    The “media formerly known as mainstream,” as Poniewozik so aptly calls them, had to adapt in this election to anything becoming news at any time.  Candidates utilizing nontraditional media like The View and The Late Show to reach voters made names like Elisabeth Hasselbeck and David Letterman somehow political, and traditional news outlets like CNN responded by adding names like D.L. Hughley to its roster of David Gergen-talking heads.  He points out the power of nontraditional media to drive the debate was enhanced by the blogosphere, but voters still rely on the mainstream media to validate their political news.  This, on a broader scale, was a thought I’ve had many times this week as we saw what the public sought in the days after Obama’s win.  Print and mainstream may never go too far.



    Election Coverage 2.0

    Yes we can is now officially yes we did.  After more than 22 months, ten debates and 12 candidates, the man who was powered by 21st century technology became the nation’s first 21st century president.


    Surrounded by options like Twitter and social media overload, I stuck with the mainstream media to see how, or if, they would incorporate the Internet and technology into their coverage. 
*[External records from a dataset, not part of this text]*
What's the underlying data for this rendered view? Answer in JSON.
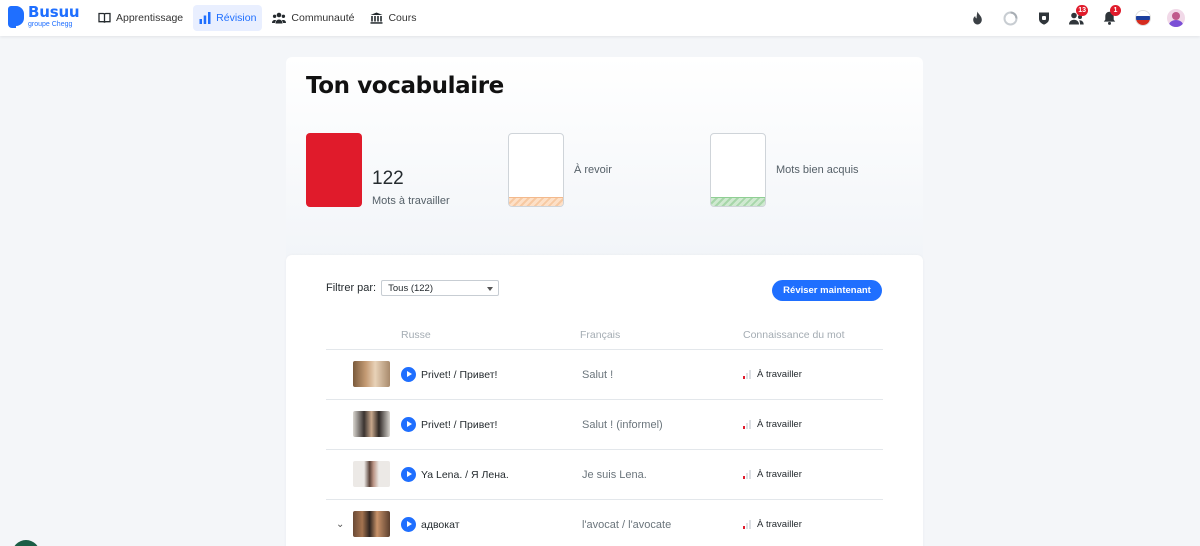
{
  "brand": {
    "name": "Busuu",
    "sub": "groupe Chegg",
    "color": "#1f6fff"
  },
  "nav": [
    {
      "label": "Apprentissage",
      "icon": "book-icon",
      "active": false
    },
    {
      "label": "Révision",
      "icon": "bar-chart-icon",
      "active": true
    },
    {
      "label": "Communauté",
      "icon": "community-icon",
      "active": false
    },
    {
      "label": "Cours",
      "icon": "courses-icon",
      "active": false
    }
  ],
  "header_icons": {
    "friends_badge": "13",
    "notifications_badge": "1"
  },
  "vocab": {
    "title": "Ton vocabulaire",
    "stats": [
      {
        "count": "122",
        "label": "Mots à travailler",
        "color": "#e01b2b"
      },
      {
        "count": "",
        "label": "À revoir",
        "color": "#f7c9a2"
      },
      {
        "count": "",
        "label": "Mots bien acquis",
        "color": "#a7d6a9"
      }
    ]
  },
  "list": {
    "filter_label": "Filtrer par:",
    "filter_value": "Tous (122)",
    "review_button": "Réviser maintenant",
    "columns": [
      "Russe",
      "Français",
      "Connaissance du mot"
    ],
    "rows": [
      {
        "russian": "Privet! / Привет!",
        "french": "Salut !",
        "status": "À travailler",
        "expand": false
      },
      {
        "russian": "Privet! / Привет!",
        "french": "Salut ! (informel)",
        "status": "À travailler",
        "expand": false
      },
      {
        "russian": "Ya Lena. / Я Лена.",
        "french": "Je suis Lena.",
        "status": "À travailler",
        "expand": false
      },
      {
        "russian": "адвокат",
        "french": "l'avocat / l'avocate",
        "status": "À travailler",
        "expand": true
      }
    ]
  }
}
    It seemed every network had their token technology reporter monitoring the blogs, and all broadcast their coverage online via live webcasts.  Who could have the fastest, newest and fanciest technology was definitely the game of the night:



    •  Fox News built three new HD studios just for Tuesday night, including a giant, touch-screen wall for electoral map results.


    • ABC had digital maps used to look at up-to-the-minute votes by county, and compare votes from past elections. 


    ·         NBC had two studios, one used to digitally show exit-polling information on a wall, and the other as Chuck Todd’s home for the night to analyze results by region, state and county.   NBC also partnered with MySpace on Decision08 with video, news feeds and blogs from NBC reporters.


    ·         CBS used touch-screen maps to analyze exit-poll and demographic data down to state and county results.  Katie Couric continued her online presence by anchoring a live Webcast after the live broadcast coverage ended.


    ·         Even Comedy Central got into the action, using Meebo to host chat rooms during their election night special.


    As a viewer, where did all of this get me?  Straight to the Internet, of course.  Tired of seeing John King enlarge New Hampshire to view county-by-county results in the Shaheen win, I jumped online.  There, I turned to Google  to see how incumbents like Murtha and Shays were faring.  And I turned to the Page to get the news no virtual map or blog reporters could give me on television: 






    New School

    The Washington Post this weekend published their 14th Annual Crystal Ball Contest with a new twist that shows the new media landscape.  Citing the explosion of the political blogosphere, the Post, for the first time, pitted “new school” bloggers against “old school” political observers in its election prediction contest.  It seems to me another sign that bloggers and “new media” journalists are gaining credibility, but not quite there with mainstream media.  Once again it was “us” versus “them,” not “them” along with “us.”  The predictions were the same on each side, with only one member of each “school” predicting a McCain victory.  So bloggers and the rest seem to be getting closer, but still sidelined to the kids’ table to some degree.